3. Don’t Use Second Person 

Second-person points of view may cause your reader to become less immersed in the story. 

4. Chose Dynamic, Descriptive Language 

Make sure you don’t seem overly clinical, dry, or stiff in your language.  Use the same slang, idioms, and phrasing that you would in a normal conversation. Passive voice should be avoided.

5. Reduce Attribution 

Most creative writing narratives don’t have attribution since they are works of fiction. Therefore, references should be limited if possible. However, if writing a historical or nonfiction narrative, attribution or references may be necessary. Ideally, the fewer the better. If you can get information from one source instead of multiple sources, you should. 

Although MLA format advises adding citations in the text, this might be distracting in a narrative essay. If a work proved particularly useful in a narrative, include it in a list of Works Cited or Works Consulted at the end of the piece. Rather than attempting to bring your reader back to an earlier remark, explain yourself as you write the text.

Storytelling Resources

A Storytelling Guide: Step-By-Step, With Examples

First vs Third Person Point of View: What Makes Sense for Your Story?

The 11 Best Story Writing Apps for This Year

The Hero’s Journey: Explained In 12 Steps

The Inciting Incident: 7 Tips For Starting Your Story With A Bang

Synopsis Example: How To Write A Winning Summary Of Your Story

Allegory vs Parable: What Are the Differences?

7 Types of Conflict in Literature Worth Exploring

12 Character Archetypes To Drive Your Writing

FAQ About Narrative Writing 

Can I write a narrative about my personal experience? 

Narrative writing is ideal for authors who want to write about their own stories or their personal experiences in real life. In fact, this is the best creative writing format for personal story writing. 

Do I need to give attribution in my narrative essay? 

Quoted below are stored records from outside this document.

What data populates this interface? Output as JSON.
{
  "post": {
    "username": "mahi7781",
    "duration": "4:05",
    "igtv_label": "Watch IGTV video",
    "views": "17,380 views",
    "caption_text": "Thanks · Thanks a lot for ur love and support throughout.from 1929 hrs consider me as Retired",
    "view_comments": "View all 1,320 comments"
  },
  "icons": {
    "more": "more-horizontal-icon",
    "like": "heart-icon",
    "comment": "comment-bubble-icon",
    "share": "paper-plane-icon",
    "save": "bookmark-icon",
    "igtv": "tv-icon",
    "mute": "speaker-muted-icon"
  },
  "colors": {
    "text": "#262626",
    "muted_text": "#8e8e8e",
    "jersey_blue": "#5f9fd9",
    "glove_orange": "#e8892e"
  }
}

Usually, a narrative essay about someone’s personal experience or a fiction piece does not require attribution. However, if you are quoting other authors, publishing statistics, or writing a nonfiction piece, you may need to credit other sources you’ve used to inform your content. 

What is the writing process for a narrative essay? 

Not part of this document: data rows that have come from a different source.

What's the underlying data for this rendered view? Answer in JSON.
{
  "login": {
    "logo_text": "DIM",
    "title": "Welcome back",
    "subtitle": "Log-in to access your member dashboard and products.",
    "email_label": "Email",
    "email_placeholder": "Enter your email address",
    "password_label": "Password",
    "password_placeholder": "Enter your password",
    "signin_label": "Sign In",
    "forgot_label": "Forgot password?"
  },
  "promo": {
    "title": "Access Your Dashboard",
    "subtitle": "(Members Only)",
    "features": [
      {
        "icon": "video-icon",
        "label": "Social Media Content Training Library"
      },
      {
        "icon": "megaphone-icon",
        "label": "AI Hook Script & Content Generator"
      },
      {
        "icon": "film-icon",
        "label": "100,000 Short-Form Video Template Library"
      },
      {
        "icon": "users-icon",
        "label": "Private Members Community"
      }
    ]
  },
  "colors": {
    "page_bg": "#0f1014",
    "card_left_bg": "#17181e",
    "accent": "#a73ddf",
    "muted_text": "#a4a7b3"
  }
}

Story writing can be intimidating for many authors, especially nonfiction writers or copywriters who haven’t written a good narrative before. The writing process starts with prewriting, brainstorming, building your story structure, and following the writing prompts. Then, the piece of writing is edited and finalized. 

How can I best get my reader’s attention? 

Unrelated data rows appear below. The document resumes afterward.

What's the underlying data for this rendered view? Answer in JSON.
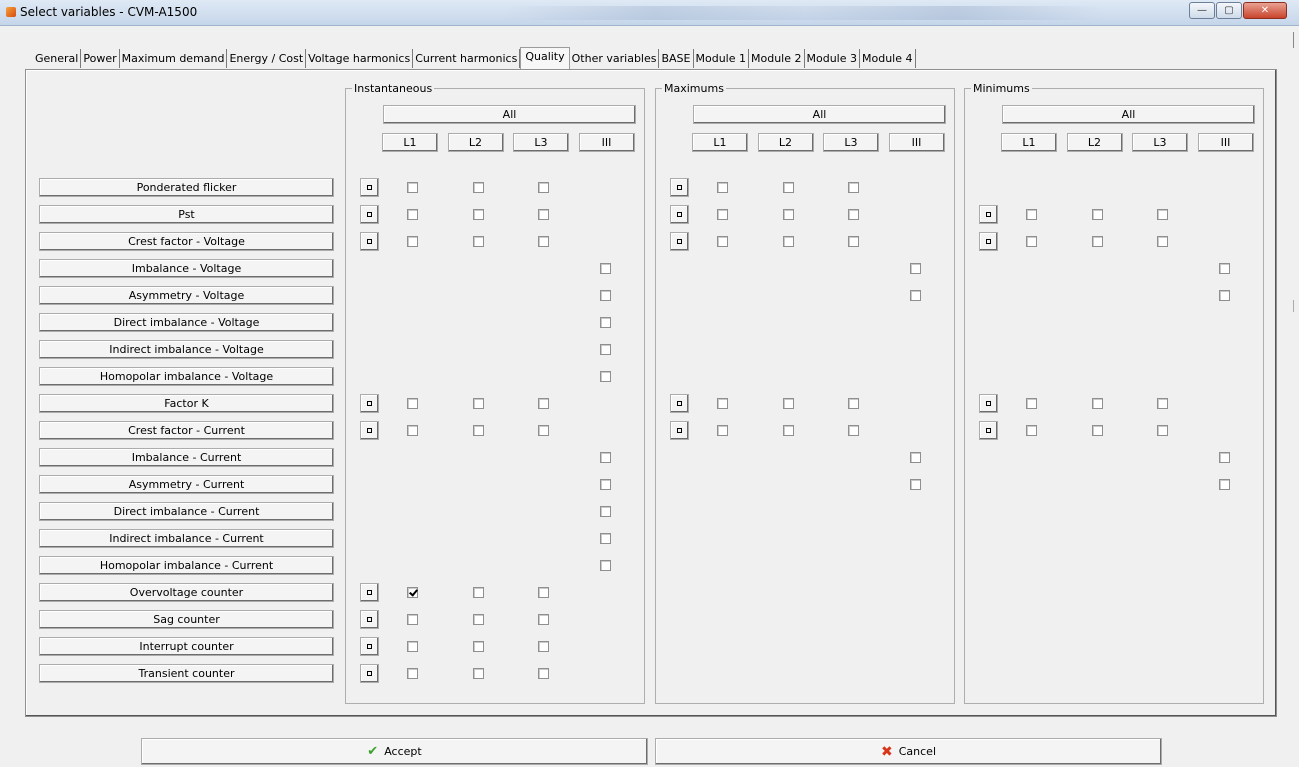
{
  "window": {
    "title": "Select  variables - CVM-A1500",
    "icon": "app-icon"
  },
  "tabs": [
    {
      "label": "General"
    },
    {
      "label": "Power"
    },
    {
      "label": "Maximum demand"
    },
    {
      "label": "Energy / Cost"
    },
    {
      "label": "Voltage harmonics"
    },
    {
      "label": "Current harmonics"
    },
    {
      "label": "Quality",
      "active": true
    },
    {
      "label": "Other variables"
    },
    {
      "label": "BASE"
    },
    {
      "label": "Module 1"
    },
    {
      "label": "Module 2"
    },
    {
      "label": "Module 3"
    },
    {
      "label": "Module 4"
    }
  ],
  "groups": [
    {
      "key": "instantaneous",
      "title": "Instantaneous",
      "all_label": "All",
      "line_labels": [
        "L1",
        "L2",
        "L3",
        "III"
      ]
    },
    {
      "key": "maximums",
      "title": "Maximums",
      "all_label": "All",
      "line_labels": [
        "L1",
        "L2",
        "L3",
        "III"
      ]
    },
    {
      "key": "minimums",
      "title": "Minimums",
      "all_label": "All",
      "line_labels": [
        "L1",
        "L2",
        "L3",
        "III"
      ]
    }
  ],
  "rows": [
    {
      "label": "Ponderated flicker",
      "inst": "phase",
      "max": "phase",
      "min": "none"
    },
    {
      "label": "Pst",
      "inst": "phase",
      "max": "phase",
      "min": "phase"
    },
    {
      "label": "Crest factor - Voltage",
      "inst": "phase",
      "max": "phase",
      "min": "phase"
    },
    {
      "label": "Imbalance - Voltage",
      "inst": "total",
      "max": "total",
      "min": "total"
    },
    {
      "label": "Asymmetry - Voltage",
      "inst": "total",
      "max": "total",
      "min": "total"
    },
    {
      "label": "Direct imbalance - Voltage",
      "inst": "total",
      "max": "none",
      "min": "none"
    },
    {
      "label": "Indirect imbalance - Voltage",
      "inst": "total",
      "max": "none",
      "min": "none"
    },
    {
      "label": "Homopolar imbalance - Voltage",
      "inst": "total",
      "max": "none",
      "min": "none"
    },
    {
      "label": "Factor K",
      "inst": "phase",
      "max": "phase",
      "min": "phase"
    },
    {
      "label": "Crest factor - Current",
      "inst": "phase",
      "max": "phase",
      "min": "phase"
    },
    {
      "label": "Imbalance - Current",
      "inst": "total",
      "max": "total",
      "min": "total"
    },
    {
      "label": "Asymmetry - Current",
      "inst": "total",
      "max": "total",
      "min": "total"
    },
    {
      "label": "Direct imbalance - Current",
      "inst": "total",
      "max": "none",
      "min": "none"
    },
    {
      "label": "Indirect imbalance - Current",
      "inst": "total",
      "max": "none",
      "min": "none"
    },
    {
      "label": "Homopolar imbalance - Current",
      "inst": "total",
      "max": "none",
      "min": "none"
    },
    {
      "label": "Overvoltage counter",
      "inst": "phase",
      "max": "none",
      "min": "none",
      "checked_inst": [
        "L1"
      ]
    },
    {
      "label": "Sag counter",
      "inst": "phase",
      "max": "none",
      "min": "none"
    },
    {
      "label": "Interrupt counter",
      "inst": "phase",
      "max": "none",
      "min": "none"
    },
    {
      "label": "Transient counter",
      "inst": "phase",
      "max": "none",
      "min": "none"
    }
  ],
  "footer": {
    "accept_label": "Accept",
    "accept_icon": "check-icon",
    "cancel_label": "Cancel",
    "cancel_icon": "x-icon"
  }
}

There are many different ways to get the attention of your reader with creative writing. For example, short stories that use flashbacks to describe past events can be much more immersive than the main character simply relating the information to the reader. 


  • Meet Rachael, the editor at Become a Writer Today. With years of experience in the field, she is passionate about language and dedicated to producing high-quality content that engages and informs readers. When she's not editing or writing, you can find her exploring the great outdoors, finding inspiration for her next project.